#### Aim of the task:
Please copy the entries below word for word, leaving out any image.

#### Records from a data source:
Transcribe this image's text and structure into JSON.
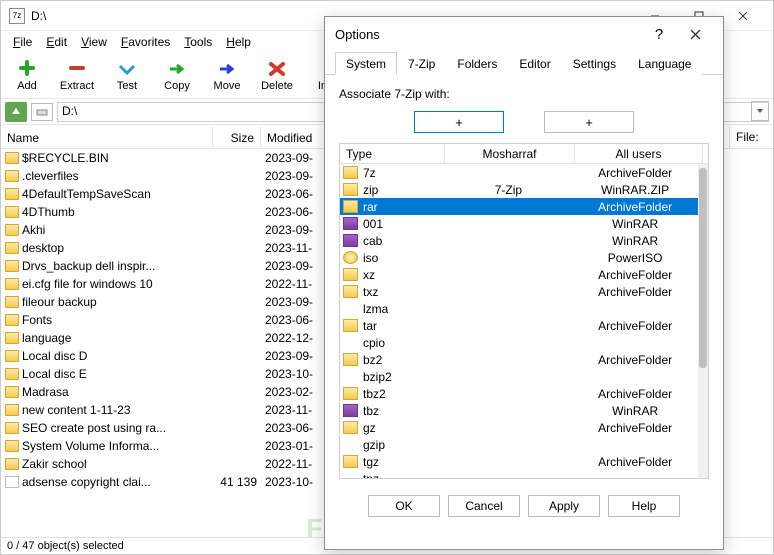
{
  "window": {
    "title": "D:\\",
    "app_icon_text": "7z"
  },
  "menus": [
    "File",
    "Edit",
    "View",
    "Favorites",
    "Tools",
    "Help"
  ],
  "toolbar": [
    {
      "id": "add",
      "label": "Add",
      "color": "#2aa52a"
    },
    {
      "id": "extract",
      "label": "Extract",
      "color": "#c04030"
    },
    {
      "id": "test",
      "label": "Test",
      "color": "#2a9bd6"
    },
    {
      "id": "copy",
      "label": "Copy",
      "color": "#2aa52a"
    },
    {
      "id": "move",
      "label": "Move",
      "color": "#2a3fd6"
    },
    {
      "id": "delete",
      "label": "Delete",
      "color": "#d6372a"
    },
    {
      "id": "info",
      "label": "Info",
      "color": "#e6b82a"
    }
  ],
  "path": "D:\\",
  "columns": {
    "name": "Name",
    "size": "Size",
    "modified": "Modified",
    "file": "File:"
  },
  "files": [
    {
      "name": "$RECYCLE.BIN",
      "size": "",
      "modified": "2023-09-",
      "icon": "folder"
    },
    {
      "name": ".cleverfiles",
      "size": "",
      "modified": "2023-09-",
      "icon": "folder"
    },
    {
      "name": "4DefaultTempSaveScan",
      "size": "",
      "modified": "2023-06-",
      "icon": "folder"
    },
    {
      "name": "4DThumb",
      "size": "",
      "modified": "2023-06-",
      "icon": "folder"
    },
    {
      "name": "Akhi",
      "size": "",
      "modified": "2023-09-",
      "icon": "folder"
    },
    {
      "name": "desktop",
      "size": "",
      "modified": "2023-11-",
      "icon": "folder"
    },
    {
      "name": "Drvs_backup dell inspir...",
      "size": "",
      "modified": "2023-09-",
      "icon": "folder"
    },
    {
      "name": "ei.cfg file for windows 10",
      "size": "",
      "modified": "2022-11-",
      "icon": "folder"
    },
    {
      "name": "fileour backup",
      "size": "",
      "modified": "2023-09-",
      "icon": "folder"
    },
    {
      "name": "Fonts",
      "size": "",
      "modified": "2023-06-",
      "icon": "folder"
    },
    {
      "name": "language",
      "size": "",
      "modified": "2022-12-",
      "icon": "folder"
    },
    {
      "name": "Local disc D",
      "size": "",
      "modified": "2023-09-",
      "icon": "folder"
    },
    {
      "name": "Local disc E",
      "size": "",
      "modified": "2023-10-",
      "icon": "folder"
    },
    {
      "name": "Madrasa",
      "size": "",
      "modified": "2023-02-",
      "icon": "folder"
    },
    {
      "name": "new content 1-11-23",
      "size": "",
      "modified": "2023-11-",
      "icon": "folder"
    },
    {
      "name": "SEO create post using ra...",
      "size": "",
      "modified": "2023-06-",
      "icon": "folder"
    },
    {
      "name": "System Volume Informa...",
      "size": "",
      "modified": "2023-01-",
      "icon": "folder"
    },
    {
      "name": "Zakir school",
      "size": "",
      "modified": "2022-11-",
      "icon": "folder"
    },
    {
      "name": "adsense copyright clai...",
      "size": "41 139",
      "modified": "2023-10-",
      "icon": "file"
    }
  ],
  "statusbar": "0 / 47 object(s) selected",
  "dialog": {
    "title": "Options",
    "tabs": [
      "System",
      "7-Zip",
      "Folders",
      "Editor",
      "Settings",
      "Language"
    ],
    "active_tab": 0,
    "assoc_label": "Associate 7-Zip with:",
    "plus": "+",
    "header": {
      "type": "Type",
      "user": "Mosharraf",
      "all": "All users"
    },
    "rows": [
      {
        "type": "7z",
        "user": "",
        "all": "ArchiveFolder",
        "icon": "arc"
      },
      {
        "type": "zip",
        "user": "7-Zip",
        "all": "WinRAR.ZIP",
        "icon": "arc"
      },
      {
        "type": "rar",
        "user": "",
        "all": "ArchiveFolder",
        "icon": "arc",
        "selected": true
      },
      {
        "type": "001",
        "user": "",
        "all": "WinRAR",
        "icon": "rar"
      },
      {
        "type": "cab",
        "user": "",
        "all": "WinRAR",
        "icon": "rar"
      },
      {
        "type": "iso",
        "user": "",
        "all": "PowerISO",
        "icon": "iso"
      },
      {
        "type": "xz",
        "user": "",
        "all": "ArchiveFolder",
        "icon": "arc"
      },
      {
        "type": "txz",
        "user": "",
        "all": "ArchiveFolder",
        "icon": "arc"
      },
      {
        "type": "lzma",
        "user": "",
        "all": "",
        "icon": "none"
      },
      {
        "type": "tar",
        "user": "",
        "all": "ArchiveFolder",
        "icon": "arc"
      },
      {
        "type": "cpio",
        "user": "",
        "all": "",
        "icon": "none"
      },
      {
        "type": "bz2",
        "user": "",
        "all": "ArchiveFolder",
        "icon": "arc"
      },
      {
        "type": "bzip2",
        "user": "",
        "all": "",
        "icon": "none"
      },
      {
        "type": "tbz2",
        "user": "",
        "all": "ArchiveFolder",
        "icon": "arc"
      },
      {
        "type": "tbz",
        "user": "",
        "all": "WinRAR",
        "icon": "rar"
      },
      {
        "type": "gz",
        "user": "",
        "all": "ArchiveFolder",
        "icon": "arc"
      },
      {
        "type": "gzip",
        "user": "",
        "all": "",
        "icon": "none"
      },
      {
        "type": "tgz",
        "user": "",
        "all": "ArchiveFolder",
        "icon": "arc"
      },
      {
        "type": "tpz",
        "user": "",
        "all": "",
        "icon": "none"
      }
    ],
    "buttons": [
      "OK",
      "Cancel",
      "Apply",
      "Help"
    ]
  },
  "watermark": "FileOur.com"
}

#### The answer:
Transcribe this image's text and structure into JSON.
{
  "window": {
    "title": "D:\\",
    "app_icon_text": "7z"
  },
  "menus": [
    "File",
    "Edit",
    "View",
    "Favorites",
    "Tools",
    "Help"
  ],
  "toolbar": [
    {
      "id": "add",
      "label": "Add",
      "color": "#2aa52a"
    },
    {
      "id": "extract",
      "label": "Extract",
      "color": "#c04030"
    },
    {
      "id": "test",
      "label": "Test",
      "color": "#2a9bd6"
    },
    {
      "id": "copy",
      "label": "Copy",
      "color": "#2aa52a"
    },
    {
      "id": "move",
      "label": "Move",
      "color": "#2a3fd6"
    },
    {
      "id": "delete",
      "label": "Delete",
      "color": "#d6372a"
    },
    {
      "id": "info",
      "label": "Info",
      "color": "#e6b82a"
    }
  ],
  "path": "D:\\",
  "columns": {
    "name": "Name",
    "size": "Size",
    "modified": "Modified",
    "file": "File:"
  },
  "files": [
    {
      "name": "$RECYCLE.BIN",
      "size": "",
      "modified": "2023-09-",
      "icon": "folder"
    },
    {
      "name": ".cleverfiles",
      "size": "",
      "modified": "2023-09-",
      "icon": "folder"
    },
    {
      "name": "4DefaultTempSaveScan",
      "size": "",
      "modified": "2023-06-",
      "icon": "folder"
    },
    {
      "name": "4DThumb",
      "size": "",
      "modified": "2023-06-",
      "icon": "folder"
    },
    {
      "name": "Akhi",
      "size": "",
      "modified": "2023-09-",
      "icon": "folder"
    },
    {
      "name": "desktop",
      "size": "",
      "modified": "2023-11-",
      "icon": "folder"
    },
    {
      "name": "Drvs_backup dell inspir...",
      "size": "",
      "modified": "2023-09-",
      "icon": "folder"
    },
    {
      "name": "ei.cfg file for windows 10",
      "size": "",
      "modified": "2022-11-",
      "icon": "folder"
    },
    {
      "name": "fileour backup",
      "size": "",
      "modified": "2023-09-",
      "icon": "folder"
    },
    {
      "name": "Fonts",
      "size": "",
      "modified": "2023-06-",
      "icon": "folder"
    },
    {
      "name": "language",
      "size": "",
      "modified": "2022-12-",
      "icon": "folder"
    },
    {
      "name": "Local disc D",
      "size": "",
      "modified": "2023-09-",
      "icon": "folder"
    },
    {
      "name": "Local disc E",
      "size": "",
      "modified": "2023-10-",
      "icon": "folder"
    },
    {
      "name": "Madrasa",
      "size": "",
      "modified": "2023-02-",
      "icon": "folder"
    },
    {
      "name": "new content 1-11-23",
      "size": "",
      "modified": "2023-11-",
      "icon": "folder"
    },
    {
      "name": "SEO create post using ra...",
      "size": "",
      "modified": "2023-06-",
      "icon": "folder"
    },
    {
      "name": "System Volume Informa...",
      "size": "",
      "modified": "2023-01-",
      "icon": "folder"
    },
    {
      "name": "Zakir school",
      "size": "",
      "modified": "2022-11-",
      "icon": "folder"
    },
    {
      "name": "adsense copyright clai...",
      "size": "41 139",
      "modified": "2023-10-",
      "icon": "file"
    }
  ],
  "statusbar": "0 / 47 object(s) selected",
  "dialog": {
    "title": "Options",
    "tabs": [
      "System",
      "7-Zip",
      "Folders",
      "Editor",
      "Settings",
      "Language"
    ],
    "active_tab": 0,
    "assoc_label": "Associate 7-Zip with:",
    "plus": "+",
    "header": {
      "type": "Type",
      "user": "Mosharraf",
      "all": "All users"
    },
    "rows": [
      {
        "type": "7z",
        "user": "",
        "all": "ArchiveFolder",
        "icon": "arc"
      },
      {
        "type": "zip",
        "user": "7-Zip",
        "all": "WinRAR.ZIP",
        "icon": "arc"
      },
      {
        "type": "rar",
        "user": "",
        "all": "ArchiveFolder",
        "icon": "arc",
        "selected": true
      },
      {
        "type": "001",
        "user": "",
        "all": "WinRAR",
        "icon": "rar"
      },
      {
        "type": "cab",
        "user": "",
        "all": "WinRAR",
        "icon": "rar"
      },
      {
        "type": "iso",
        "user": "",
        "all": "PowerISO",
        "icon": "iso"
      },
      {
        "type": "xz",
        "user": "",
        "all": "ArchiveFolder",
        "icon": "arc"
      },
      {
        "type": "txz",
        "user": "",
        "all": "ArchiveFolder",
        "icon": "arc"
      },
      {
        "type": "lzma",
        "user": "",
        "all": "",
        "icon": "none"
      },
      {
        "type": "tar",
        "user": "",
        "all": "ArchiveFolder",
        "icon": "arc"
      },
      {
        "type": "cpio",
        "user": "",
        "all": "",
        "icon": "none"
      },
      {
        "type": "bz2",
        "user": "",
        "all": "ArchiveFolder",
        "icon": "arc"
      },
      {
        "type": "bzip2",
        "user": "",
        "all": "",
        "icon": "none"
      },
      {
        "type": "tbz2",
        "user": "",
        "all": "ArchiveFolder",
        "icon": "arc"
      },
      {
        "type": "tbz",
        "user": "",
        "all": "WinRAR",
        "icon": "rar"
      },
      {
        "type": "gz",
        "user": "",
        "all": "ArchiveFolder",
        "icon": "arc"
      },
      {
        "type": "gzip",
        "user": "",
        "all": "",
        "icon": "none"
      },
      {
        "type": "tgz",
        "user": "",
        "all": "ArchiveFolder",
        "icon": "arc"
      },
      {
        "type": "tpz",
        "user": "",
        "all": "",
        "icon": "none"
      }
    ],
    "buttons": [
      "OK",
      "Cancel",
      "Apply",
      "Help"
    ]
  },
  "watermark": "FileOur.com"
}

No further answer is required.